Main processes on which is based the interaction radiation-matter. Various detectors and their use in Nuclear, Particle Physics and gravitational waves
- Scintillators organic and inorganic, Birks constant.
- Electromagnetic and hadronic calorimeters: energy resolution, compensation
- Gas detectors: Ionization chamber, Proportional counter, multi-wire chamber, drift chamber, TPC, RPC
- Semiconductor detectors
- Particle identification: Rich and Cerenkov detectors
- Interferometers and gravitational waves instrumentations
The course includes small experiments on different aspects of the course, like:
- Gamma rays sources using inorganic scintillators

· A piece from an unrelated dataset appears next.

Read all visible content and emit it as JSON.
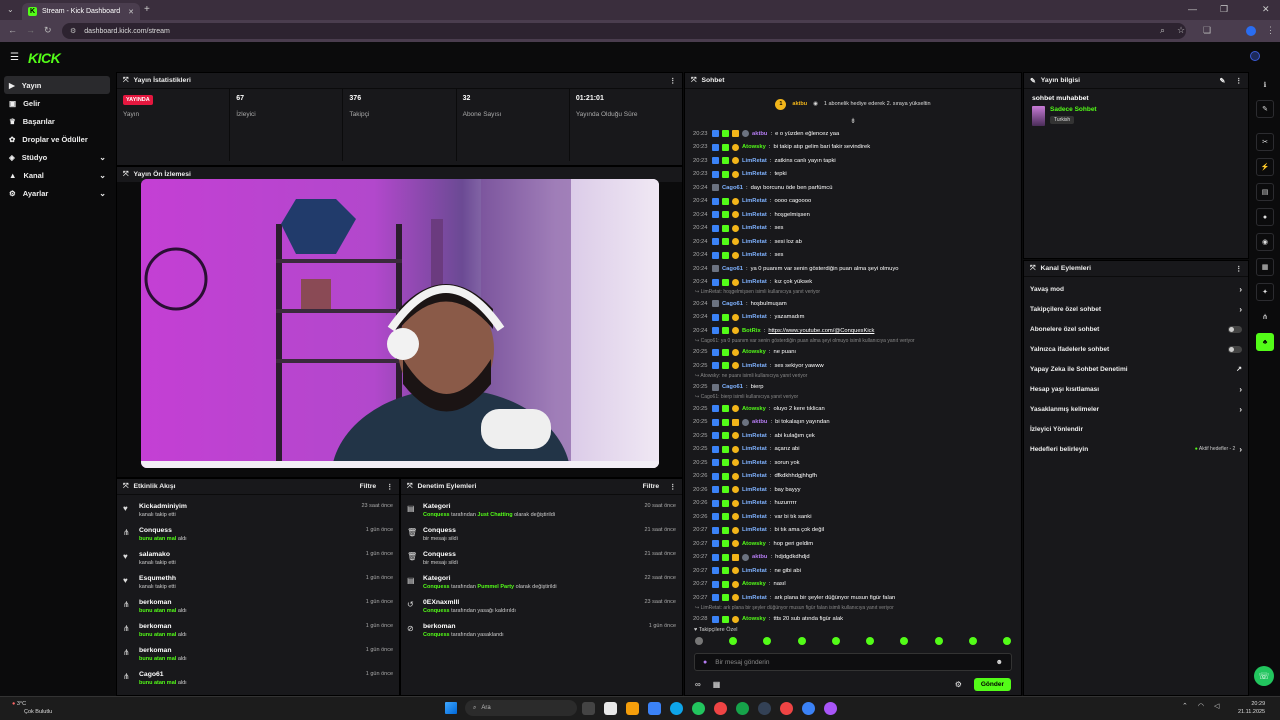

- Detector electronics
- Measurements on a gas detector: study of the efficiency, resolution etc
- Use of GEANT Monte Carlo to study the performance of a sampling calorimeter
- Data Analysis
- Instrumentation for gravitational waves
Co-teaching: dott. Lorenzini Matteo
The aim of the course is to provide the theoretical and practical knowledge for carrying out experiments in Nuclear, Subnuclear and Gravitational Wave Physics and the different types of detectors and associated reading electronics.
KNOWLEDGE AND UNDERSTANDING:
In-depth knowledge of the operation of detectors: in particular scintillation, solid state, gas, calorimeters. Knowledge of electronic instrumentation in Nuclear and Subnuclear Physics and gravitational waves experiments. Use of the Montecarlo program for the simulation and design of the detectors. Data analysis of ongoing experiments.
APPLYING KNOWLEDGE AND UNDERSTANDING:
The student must develop a high degree of autonomy in the ability to:
1. use professional electronic equipment.
2. determine the working parameters of simple detectors: such as scintillation, gas ones and measure the efficiency and resolution of these detectors.
3. designing a calorimeter using the Geant simulation program
4. write a simple program to analyze i
Ability to collect relevant data and interpret them. Ability to integrate knowledge and deal with complexity. Ability to make judgments even with limited or incomplete information.
Ability to explain the laboratory experiences carried out, describing the experimental setup used, the procedures for setting up the instrumentation used, data taking and data analysis. Ability to communicate effectively the conclusions on the work done and to highlight the knowledge and basic principles that lead to these conclusions.